2 Truths and a Lie: Fitness Myths Told to Women

I must confess that ‘two truths and a lie’ is probably my LEAST favorite ice breaker activity (ahh, flashbacks to awkward work meetings), but it seems to work for this post so here goes.


Fitness myths told to women that need to be debunked:


Lie #1: Lifting weights will make you bulky.

Truth: Women have a female hormonal makeup and cannot easily develop large muscles like males. It typically requires supplements, a targeted diet, and frequent, intensive hypertrophic training sessions for women to develop a ‘body-builder’ physique.

Truth: Combined with proper nutrition and healthy habits, strength or resistance training actually results in the type of (toned) body that many women want.


Lie #2: Frequent HIIT (high intensity interval training) and long, intense workout sessions are optimal for women’s health.

Truth: While some stress on your body is beneficial (causing it to adapt and get stronger), too much can lead to negative health outcomes (e.g., fatigue, trouble sleeping, irritability, weight gain, etc.). If your workouts are repeatedly too intense and/or too long, your body will respond by raising your cortisol levels, which over time can result in chronic stress.

Truth: Everyone has different fitness needs. Learning to listen to how your body adapts and responds to various forms, lengths and frequencies of exercise can help you know when to go for it (and challenge yourself) and when to rest or decrease the intensity.


Lie #3: Women should follow the same fitness guidelines as men.

Truth: The majority of sports science research is conducted with men.
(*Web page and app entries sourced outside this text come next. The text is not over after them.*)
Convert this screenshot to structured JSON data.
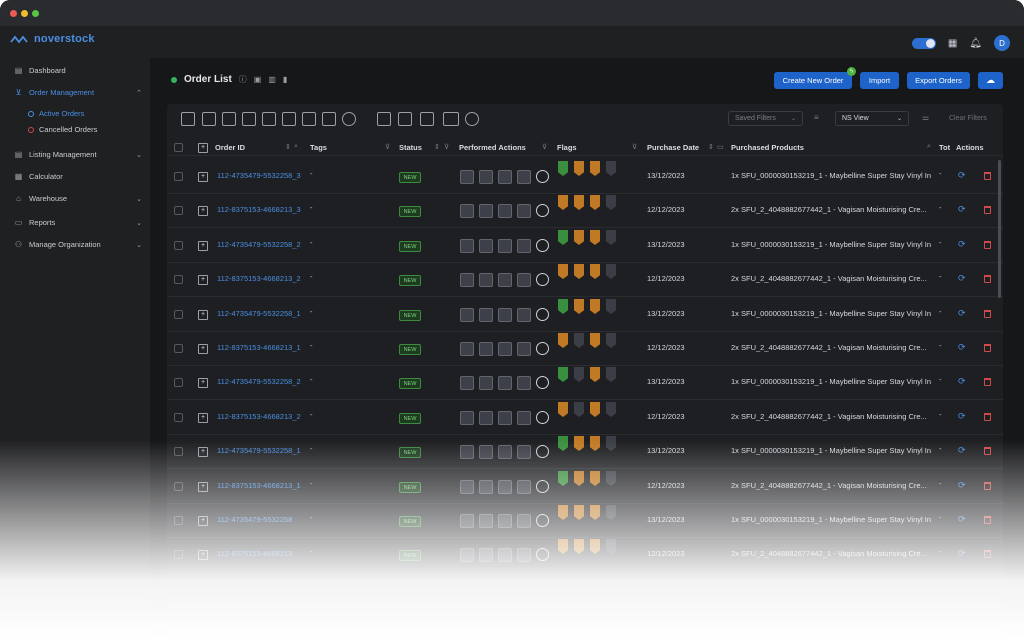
{
  "brand": {
    "name": "noverstock",
    "accent": "#4a8fe2"
  },
  "topbar": {
    "avatar_initial": "D",
    "icons": [
      "theme-toggle",
      "calendar-icon",
      "bell-icon"
    ]
  },
  "sidebar": {
    "items": [
      {
        "label": "Dashboard",
        "icon": "dashboard-icon"
      },
      {
        "label": "Order Management",
        "icon": "cart-icon",
        "active": true
      },
      {
        "label": "Listing Management",
        "icon": "list-icon"
      },
      {
        "label": "Calculator",
        "icon": "calculator-icon"
      },
      {
        "label": "Warehouse",
        "icon": "warehouse-icon"
      },
      {
        "label": "Reports",
        "icon": "reports-icon"
      },
      {
        "label": "Manage Organization",
        "icon": "organization-icon"
      }
    ],
    "sub_items": [
      {
        "label": "Active Orders",
        "active": true
      },
      {
        "label": "Cancelled Orders"
      }
    ]
  },
  "page": {
    "title": "Order List"
  },
  "actions": {
    "create_label": "Create New Order",
    "import_label": "Import",
    "export_label": "Export Orders"
  },
  "filters": {
    "saved_placeholder": "Saved Filters",
    "view_value": "NS View",
    "clear_label": "Clear Filters"
  },
  "table": {
    "headers": {
      "order_id": "Order ID",
      "tags": "Tags",
      "status": "Status",
      "performed": "Performed Actions",
      "flags": "Flags",
      "purchase_date": "Purchase Date",
      "products": "Purchased Products",
      "total": "Tot",
      "actions": "Actions"
    },
    "rows": [
      {
        "order_id": "112-4735479-5532258_3",
        "tags": "-",
        "status": "NEW",
        "flags": [
          "green",
          "orange",
          "orange",
          "dark"
        ],
        "date": "13/12/2023",
        "product": "1x SFU_0000030153219_1 - Maybelline Super Stay Vinyl In...",
        "total": "-"
      },
      {
        "order_id": "112-8375153-4668213_3",
        "tags": "-",
        "status": "NEW",
        "flags": [
          "orange",
          "orange",
          "orange",
          "dark"
        ],
        "date": "12/12/2023",
        "product": "2x SFU_2_4048882677442_1 - Vagisan Moisturising Cre...",
        "total": "-"
      },
      {
        "order_id": "112-4735479-5532258_2",
        "tags": "-",
        "status": "NEW",
        "flags": [
          "green",
          "orange",
          "orange",
          "dark"
        ],
        "date": "13/12/2023",
        "product": "1x SFU_0000030153219_1 - Maybelline Super Stay Vinyl In...",
        "total": "-"
      },
      {
        "order_id": "112-8375153-4668213_2",
        "tags": "-",
        "status": "NEW",
        "flags": [
          "orange",
          "orange",
          "orange",
          "dark"
        ],
        "date": "12/12/2023",
        "product": "2x SFU_2_4048882677442_1 - Vagisan Moisturising Cre...",
        "total": "-"
      },
      {
        "order_id": "112-4735479-5532258_1",
        "tags": "-",
        "status": "NEW",
        "flags": [
          "green",
          "orange",
          "orange",
          "dark"
        ],
        "date": "13/12/2023",
        "product": "1x SFU_0000030153219_1 - Maybelline Super Stay Vinyl In...",
        "total": "-"
      },
      {
        "order_id": "112-8375153-4668213_1",
        "tags": "-",
        "status": "NEW",
        "flags": [
          "orange",
          "dark",
          "orange",
          "dark"
        ],
        "date": "12/12/2023",
        "product": "2x SFU_2_4048882677442_1 - Vagisan Moisturising Cre...",
        "total": "-"
      },
      {
        "order_id": "112-4735479-5532258_2",
        "tags": "-",
        "status": "NEW",
        "flags": [
          "green",
          "dark",
          "orange",
          "dark"
        ],
        "date": "13/12/2023",
        "product": "1x SFU_0000030153219_1 - Maybelline Super Stay Vinyl In...",
        "total": "-"
      },
      {
        "order_id": "112-8375153-4668213_2",
        "tags": "-",
        "status": "NEW",
        "flags": [
          "orange",
          "dark",
          "orange",
          "dark"
        ],
        "date": "12/12/2023",
        "product": "2x SFU_2_4048882677442_1 - Vagisan Moisturising Cre...",
        "total": "-"
      },
      {
        "order_id": "112-4735479-5532258_1",
        "tags": "-",
        "status": "NEW",
        "flags": [
          "green",
          "orange",
          "orange",
          "dark"
        ],
        "date": "13/12/2023",
        "product": "1x SFU_0000030153219_1 - Maybelline Super Stay Vinyl In...",
        "total": "-"
      },
      {
        "order_id": "112-8375153-4668213_1",
        "tags": "-",
        "status": "NEW",
        "flags": [
          "green",
          "orange",
          "orange",
          "dark"
        ],
        "date": "12/12/2023",
        "product": "2x SFU_2_4048882677442_1 - Vagisan Moisturising Cre...",
        "total": "-"
      },
      {
        "order_id": "112-4735479-5532258",
        "tags": "-",
        "status": "NEW",
        "flags": [
          "orange",
          "orange",
          "orange",
          "dark"
        ],
        "date": "13/12/2023",
        "product": "1x SFU_0000030153219_1 - Maybelline Super Stay Vinyl In...",
        "total": "-"
      },
      {
        "order_id": "112-8375153-4668213",
        "tags": "-",
        "status": "NEW",
        "flags": [
          "orange",
          "orange",
          "orange",
          "dark"
        ],
        "date": "12/12/2023",
        "product": "2x SFU_2_4048882677442_1 - Vagisan Moisturising Cre...",
        "total": "-"
      }
    ]
  }
}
Because their hormones are more predictable (and there is less variability to account for), using males in trials is less complicated and less expensive. Men and women experience different health outcomes in some aspects of medicine and exercise, necessitating different approaches and fitness recommendations.
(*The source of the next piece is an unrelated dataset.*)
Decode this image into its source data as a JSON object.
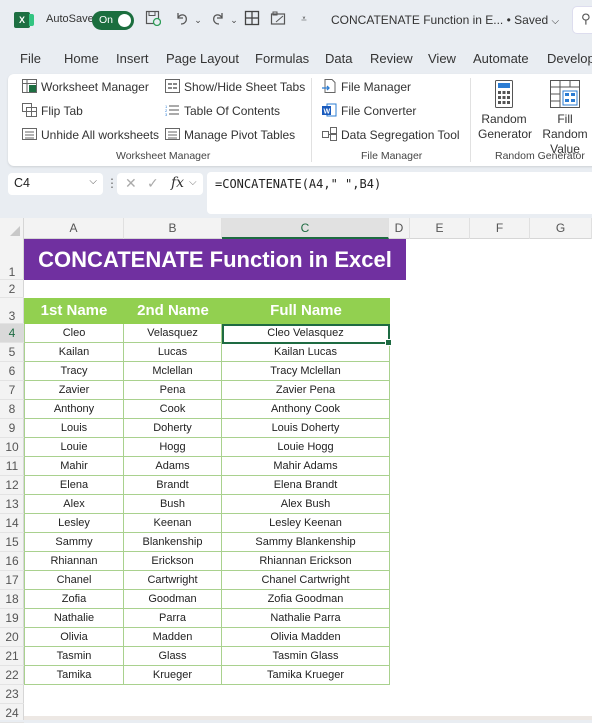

Truth: When women are mindful of how hormones affect their bodies, they can adapt their exercise routines to their advantage. I am new to ‘cycle synching’ and promise to share more in upcoming blogs. I have found tracking my energy levels and exercise performance at different times throughout the month to be a valuable first step.